For the students' projects, they were to think of something a dog wouldn't normally do (something not in the book) and figure out how to illustrate it. To make our version, I asked for help collecting dog magazines and calendars. I cut or tore out pictures to save time and the students had a huge stack of dogs to choose from. I asked the students to carefully cut out their dog(s) and either draw the rest of the body or piece it together like deGroat and Rotner did with their photos. After the dog's body was taken care of, they drew the rest of the scene to help tell their "dogs don't" story. In the 2nd class period, the students used watercolors to paint and, if they wanted to, wrote a "dogs don't" sentence. I used the exact same lesson with my 3rd and 4th grade students. Overall, the 4th grade students had a much better handle on it. The next 3 photos are my favorite 3rd grade examples. The rest are from 4th grade.
*I totally forgot to mention that we looked at William Wegman's dog artwork since I saw a connection. Try these videos here and here.
I was really amazed at some of the details students thought to add. For example, this student made "Dogs Don't Graduate" and included a picture of a puppy like a nostalgic graduation slideshow.

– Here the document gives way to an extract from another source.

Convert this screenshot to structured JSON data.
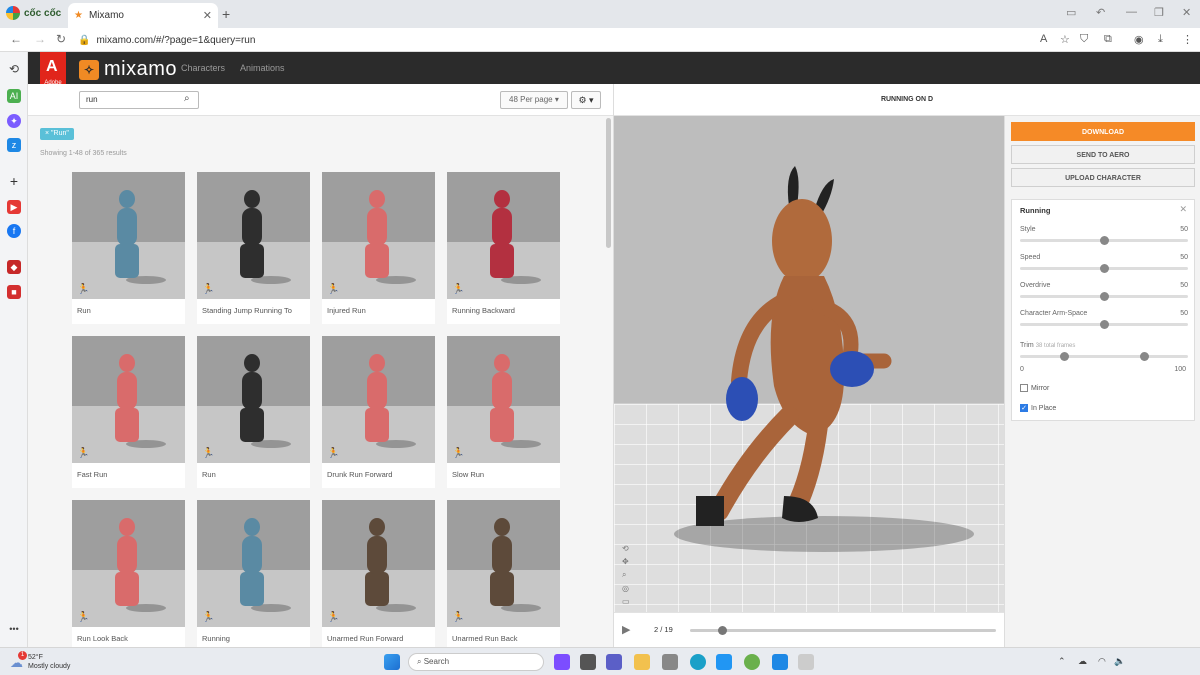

And of course I put up bulletin boards. I made poster size examples of dogs making Art. On my smaller bulletin board I changed it from the school name to the school mascot "... but panthers do!"